  • Increased flexibility
  • Increased employee retention

Show them the money
Turning these ambiguous value statements into measurable dollar figures is the challenge. Let’s take, for instance, a scenario where an organization is considering the migration to a new help-desk automation package, which promises to cut the time to process a customer support call in half. If that firm has 10 customer service reps, each earning $30,000 a year, cutting call time in half equals the addition of 10 new reps, with a total value of $300,000. Of course, until the software is implemented, we can’t guarantee that the benefits will be as advertised, but a calculation like this at least gives us a rough starting point for our benefits calculations.

One thing the Internet bubble has taught us is that projections of revenue on the Web were all wet. Many companies made large investments in e-commerce systems in the Internet frenzy, and for some, such as Dell Computer, the payoff in increased revenue was real and substantial. For many others, the benefits were more ambiguous. We need to apply some cold reason to this area and make sure that our clients are being realistic about the revenue possibilities of Internet investments.
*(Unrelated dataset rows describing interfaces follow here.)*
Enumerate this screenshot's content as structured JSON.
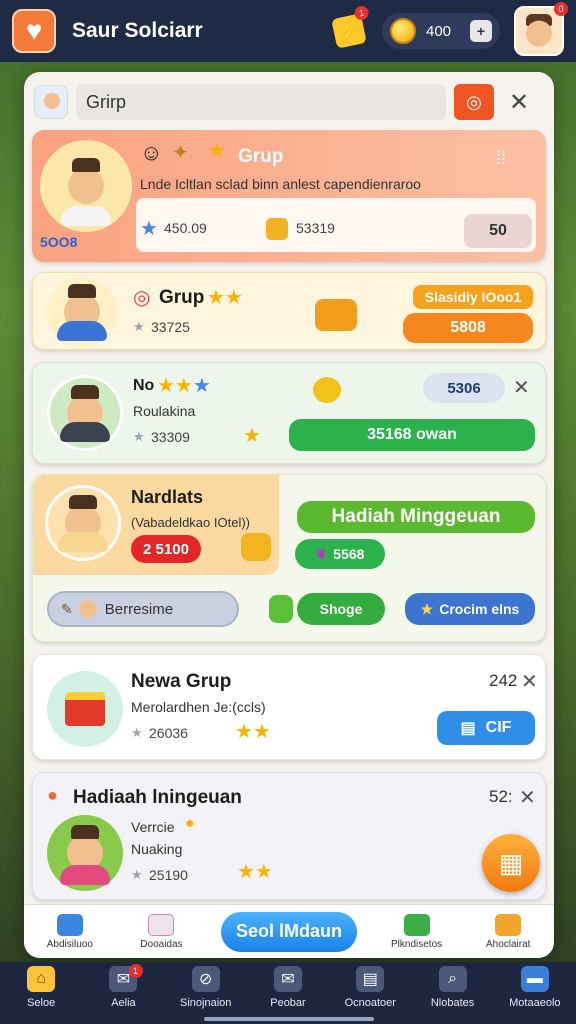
{
  "app": {
    "title": "Saur Solciarr",
    "coins": "400",
    "coin_add": "+",
    "alert_count": "1",
    "profile_badge": "0"
  },
  "search": {
    "value": "Grirp"
  },
  "card1": {
    "title": "Grup",
    "desc": "Lnde Icltlan sclad binn anlest capendienraroo",
    "left_badge": "5OO8",
    "stat1": "450.09",
    "stat2": "53319",
    "btn": "50"
  },
  "card2": {
    "title": "Grup",
    "stat": "33725",
    "banner": "Slasidiy IOoo1",
    "btn": "5808"
  },
  "card3": {
    "title": "No",
    "subtitle": "Roulakina",
    "stat": "33309",
    "pill": "5306",
    "btn": "35168 owan"
  },
  "card4": {
    "title": "Nardlats",
    "subtitle": "(Vabadeldkao IOtel))",
    "red_pill": "2 5100",
    "banner": "Hadiah Minggeuan",
    "gem_pill": "5568",
    "input_placeholder": "Berresime",
    "green_btn": "Shoge",
    "blue_btn": "Crocim elns"
  },
  "card5": {
    "title": "Newa Grup",
    "subtitle": "Merolardhen Je:(ccls)",
    "stat": "26036",
    "count": "242",
    "btn": "CIF"
  },
  "card6": {
    "title": "Hadiaah lningeuan",
    "subtitle1": "Verrcie",
    "subtitle2": "Nuaking",
    "stat": "25190",
    "count": "52:"
  },
  "action_bar": {
    "left1": "Abdisiluoo",
    "left2": "Dooaidas",
    "primary": "Seol lMdaun",
    "right1": "Plkndisetos",
    "right2": "Ahoclairat"
  },
  "nav": {
    "items": [
      {
        "label": "Seloe",
        "icon": "home-icon"
      },
      {
        "label": "Aelia",
        "icon": "mail-icon",
        "badge": "1"
      },
      {
        "label": "Sinojnaion",
        "icon": "compass-icon"
      },
      {
        "label": "Peobar",
        "icon": "envelope-icon"
      },
      {
        "label": "Ocnoatoer",
        "icon": "document-icon"
      },
      {
        "label": "Nlobates",
        "icon": "search-icon"
      },
      {
        "label": "Motaaeolo",
        "icon": "chat-icon"
      }
    ]
  },
  "colors": {
    "accent_orange": "#ef5423",
    "accent_blue": "#1a82e6",
    "accent_green": "#2bb24c"
  }
}
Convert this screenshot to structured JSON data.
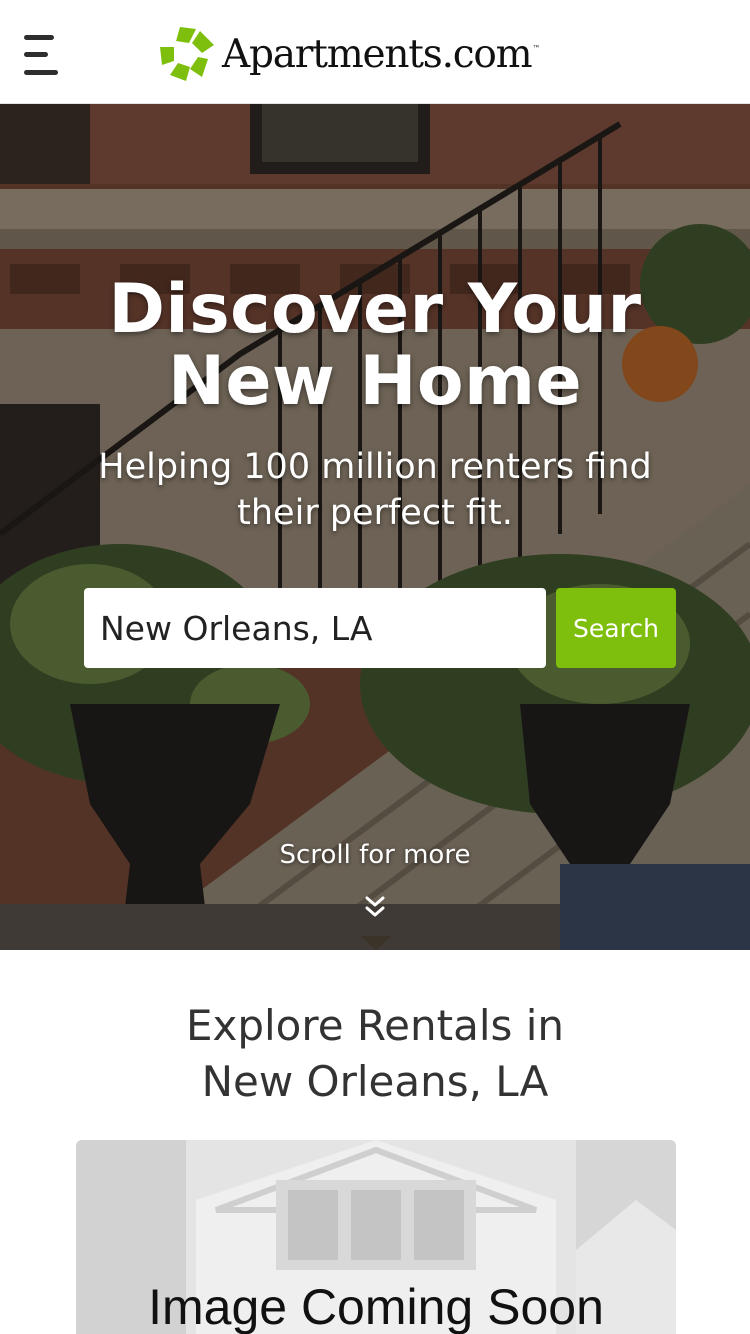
{
  "header": {
    "logo_text": "Apartments.com",
    "logo_tm": "™",
    "menu_icon": "hamburger-menu-icon",
    "brand_color": "#7ebf0e"
  },
  "hero": {
    "title_line1": "Discover Your",
    "title_line2": "New Home",
    "subtitle_line1": "Helping 100 million renters find",
    "subtitle_line2": "their perfect fit.",
    "search": {
      "value": "New Orleans, LA",
      "button_label": "Search",
      "button_color": "#7ebf0e"
    },
    "scroll_label": "Scroll for more",
    "scroll_icon": "double-chevron-down-icon"
  },
  "explore": {
    "title_line1": "Explore Rentals in",
    "title_line2": "New Orleans, LA",
    "card": {
      "image_label": "Image Coming Soon"
    }
  }
}
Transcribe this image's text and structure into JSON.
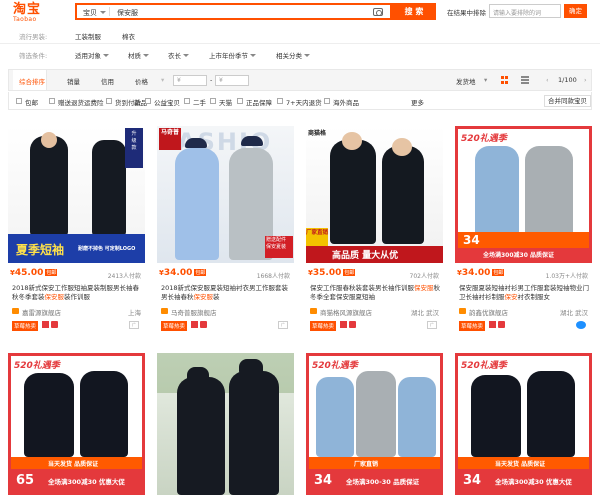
{
  "header": {
    "logo_cn": "淘宝",
    "logo_en": "Taobao",
    "search_cat": "宝贝",
    "search_value": "保安服",
    "search_button": "搜 索",
    "in_result_label": "在结果中排除",
    "in_result_placeholder": "请输入要排除的词",
    "ok_button": "确定"
  },
  "filters": {
    "row1_label": "流行男装:",
    "row1_items": [
      "工装制服",
      "棉衣"
    ],
    "row2_label": "筛选条件:",
    "row2_items": [
      "适用对象",
      "材质",
      "衣长",
      "上市年份季节",
      "相关分类"
    ]
  },
  "sortbar": {
    "items": [
      "综合排序",
      "销量",
      "信用",
      "价格"
    ],
    "price_min": "¥",
    "price_max": "¥",
    "ship_from": "发货地",
    "page": "1/100"
  },
  "checks": [
    "包邮",
    "赠送退货运费险",
    "货到付款",
    "新品",
    "公益宝贝",
    "二手",
    "天猫",
    "正品保障",
    "7+天内退货",
    "海外商品"
  ],
  "more": "更多",
  "merge": "合并同款宝贝",
  "products": [
    {
      "price": "45.00",
      "tag": "包邮",
      "sold": "2413人付款",
      "title_pre": "2018新式保安工作服短袖夏装制服男长袖春秋冬季套装",
      "title_hl": "保安服",
      "title_post": "装作训服",
      "shop": "嘉雷源旗舰店",
      "loc": "上海",
      "badge": "草莓热卖",
      "banner": "夏季短袖",
      "banner_sub": "耐磨不掉色 可定制LOGO"
    },
    {
      "price": "34.00",
      "tag": "包邮",
      "sold": "1668人付款",
      "title_pre": "2018新式保安服夏装短袖衬衣男工作服套装男长袖春秋",
      "title_hl": "保安服",
      "title_post": "装",
      "shop": "马奇普服旗舰店",
      "loc": "",
      "badge": "草莓热卖",
      "banner": "马奇普",
      "banner_sub": "赠送配件 保安夏装"
    },
    {
      "price": "35.00",
      "tag": "包邮",
      "sold": "702人付款",
      "title_pre": "保安工作服春秋装套装男长袖作训服",
      "title_hl": "保安服",
      "title_post": "秋冬季全套保安服夏短袖",
      "shop": "商猫格风源旗舰店",
      "loc": "湖北 武汉",
      "badge": "草莓热卖",
      "banner": "高品质 量大从优",
      "banner_sub": "厂家直销"
    },
    {
      "price": "34.00",
      "tag": "包邮",
      "sold": "1.03万+人付款",
      "title_pre": "保安服夏装短袖衬衫男工作服套装短袖物业门卫长袖衬衫制服",
      "title_hl": "保安",
      "title_post": "衬衣制服女",
      "shop": "韵鑫优旗舰店",
      "loc": "湖北 武汉",
      "badge": "草莓热卖",
      "banner": "520礼遇季",
      "banner_sub": "全场满300减30 品质保证"
    }
  ],
  "row2": [
    {
      "banner": "520礼遇季",
      "price": "65",
      "foot": "全场满300减30 优惠大促",
      "foot2": "当天发货 品质保证"
    },
    {
      "banner": "",
      "price": "",
      "foot": "",
      "foot2": ""
    },
    {
      "banner": "520礼遇季",
      "price": "34",
      "foot": "全场满300-30 品质保证",
      "foot2": "厂家直销"
    },
    {
      "banner": "520礼遇季",
      "price": "34",
      "foot": "全场满300减30 优惠大促",
      "foot2": "当天发货 品质保证"
    }
  ]
}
It’s key in this benefit calculation scenario to encourage participation by the client. As an advisor, it’s your responsibility to collaborate with the client and develop some similar financial metrics that apply to the project at hand. The clients understand the business requirements and are the appropriate source for ideas and metrics around their own key performance indicators. While we, as the consultants, should offer the framework for calculating IT value, there’s no substitute for the client’s participation in developing the figures for the hard-dollar estimates of value. Only the clients know what that extra communication or employee retention is worth in their environment.
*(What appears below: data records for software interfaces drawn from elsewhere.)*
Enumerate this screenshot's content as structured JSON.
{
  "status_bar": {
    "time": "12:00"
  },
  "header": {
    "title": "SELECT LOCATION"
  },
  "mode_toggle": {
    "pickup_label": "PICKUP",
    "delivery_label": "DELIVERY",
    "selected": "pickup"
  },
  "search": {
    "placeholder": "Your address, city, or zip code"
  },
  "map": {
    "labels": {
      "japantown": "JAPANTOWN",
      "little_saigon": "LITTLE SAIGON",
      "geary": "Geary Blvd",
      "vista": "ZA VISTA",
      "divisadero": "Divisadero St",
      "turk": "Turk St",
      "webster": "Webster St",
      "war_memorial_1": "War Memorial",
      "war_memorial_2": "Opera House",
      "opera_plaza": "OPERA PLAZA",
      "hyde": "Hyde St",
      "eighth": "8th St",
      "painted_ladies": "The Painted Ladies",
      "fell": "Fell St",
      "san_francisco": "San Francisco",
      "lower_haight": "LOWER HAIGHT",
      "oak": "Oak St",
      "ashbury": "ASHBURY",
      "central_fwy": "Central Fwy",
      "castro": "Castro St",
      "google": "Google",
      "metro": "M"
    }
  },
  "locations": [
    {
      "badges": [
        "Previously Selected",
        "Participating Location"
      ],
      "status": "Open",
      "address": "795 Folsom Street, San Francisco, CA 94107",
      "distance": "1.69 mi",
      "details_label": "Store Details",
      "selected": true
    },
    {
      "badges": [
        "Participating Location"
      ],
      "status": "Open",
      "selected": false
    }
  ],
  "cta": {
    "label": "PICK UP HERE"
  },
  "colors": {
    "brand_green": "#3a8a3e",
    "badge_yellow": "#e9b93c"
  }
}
Rick Freedman is the founder of Consulting Strategies Inc., a training firm that advises and mentors IT professional services firms in fundamental IT project management and consulting skills. He is author of The IT Consultant: A Commonsense Framework for Managing the Client Relationship and two upcoming works: The e-Consultant and Building the IT Consulting Practice, both scheduled for publication later this year.